  1. NIWA’s outlooks indicate the likelihood of climate conditions being at, above, or below average for the season as a whole. They are not ‘weather forecasts’. It is not possible to forecast precise weather conditions three months ahead of time.
  2. The outlooks are the result of the expert judgment of NIWA’s climate scientists. They take into account observations of atmospheric and ocean conditions and output from global and local climate models. The presence of El Niño or La Niña conditions and the sea surface temperatures around New Zealand can be a useful indicator of likely overall climate conditions for a season.

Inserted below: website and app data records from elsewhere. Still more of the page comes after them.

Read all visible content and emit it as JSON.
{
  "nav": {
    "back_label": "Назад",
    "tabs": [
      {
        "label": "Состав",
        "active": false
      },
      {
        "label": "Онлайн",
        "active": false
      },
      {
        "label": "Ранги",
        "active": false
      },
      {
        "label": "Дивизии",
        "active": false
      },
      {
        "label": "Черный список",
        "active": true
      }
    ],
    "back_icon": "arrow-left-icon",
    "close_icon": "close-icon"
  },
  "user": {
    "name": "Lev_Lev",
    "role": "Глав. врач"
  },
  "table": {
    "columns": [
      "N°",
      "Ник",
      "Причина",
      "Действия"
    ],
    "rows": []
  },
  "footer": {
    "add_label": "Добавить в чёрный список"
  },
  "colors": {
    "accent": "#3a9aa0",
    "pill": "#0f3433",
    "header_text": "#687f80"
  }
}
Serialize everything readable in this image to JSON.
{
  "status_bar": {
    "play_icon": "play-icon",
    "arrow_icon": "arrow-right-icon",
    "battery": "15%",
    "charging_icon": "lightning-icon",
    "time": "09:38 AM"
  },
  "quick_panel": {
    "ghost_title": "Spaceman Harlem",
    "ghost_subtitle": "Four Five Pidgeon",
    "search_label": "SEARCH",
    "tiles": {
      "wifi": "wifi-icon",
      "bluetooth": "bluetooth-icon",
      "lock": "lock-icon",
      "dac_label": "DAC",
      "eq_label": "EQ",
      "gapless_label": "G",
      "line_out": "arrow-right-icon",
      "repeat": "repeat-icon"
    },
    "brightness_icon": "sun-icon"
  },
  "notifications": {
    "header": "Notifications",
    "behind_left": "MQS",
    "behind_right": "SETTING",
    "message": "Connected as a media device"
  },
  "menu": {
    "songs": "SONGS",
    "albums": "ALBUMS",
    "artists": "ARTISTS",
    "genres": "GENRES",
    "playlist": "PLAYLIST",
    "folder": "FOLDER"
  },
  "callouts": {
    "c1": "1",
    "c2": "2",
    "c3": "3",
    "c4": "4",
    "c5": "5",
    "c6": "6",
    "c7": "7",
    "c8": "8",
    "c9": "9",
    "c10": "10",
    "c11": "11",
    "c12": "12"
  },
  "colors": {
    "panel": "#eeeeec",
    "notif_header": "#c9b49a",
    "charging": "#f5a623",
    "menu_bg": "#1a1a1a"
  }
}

  3. The outlooks state the probability for above average conditions, near average conditions, and below average conditions for rainfall, temperature, soil moisture, and river flows. For example, for winter (June–July–August) 2007, for all the North Island, we assigned the following probabilities for temperature:
    ·  Above average: 60 per cent
    ·  Near average: 30 per cent
    ·  Below average: 10 per cent
    We therefore concluded that above average temperatures were very likely.
  4. This three-way probability means that a random choice would be correct only 33 per cent (or one-third) of the time. It would be like randomly throwing a dart at a board divided into three equal parts, or throwing a dice with three numbers on it. An analogy with coin tossing (a two-way probability) is not correct.
  5. A 50 per cent ‘hit rate’ is substantially better than guesswork, and comparable with the skill level of the best overseas climate outlooks. See, for example, analysis of global outlooks issued by the International Research Institute for Climate and Society based in the US published in the Bulletin of the American Meteorological Society (Goddard, L., A. G. Barnston, and S. J. Mason, 2003: Evaluation of the IRI’s “net assessment” seasonal climate forecasts 1997–2001. Bull. Amer. Meteor. Soc., 84, 1761–1781).
  6. Each month, NIWA publishes an analysis of how well its outlooks perform. This is available online and is sent to about 3500 recipients of NIWA’s newsletters, including many farmers.
  7. All outlooks are for the three months as a whole. There will inevitably be wet and dry days, and hot and cold days, within a season. The exact range in temperature and rainfall within each of the three categories varies with location and season. However, as a guide, the “near average” or middle category for the temperature predictions includes deviations up to ±0.5°C for the long-term mean, whereas for rainfall the “near normal” category lies between approximately 80 per cent and 115 per cent of the long-term mean.
  8. The seasonal climate outlooks are an output of a scientific research programme, supplemented by NIWA’s Capability Funding. NIWA does not have a government contract to produce these outlooks.
  9. Where probabilities are within 5% of one another, the term “about equally” is used.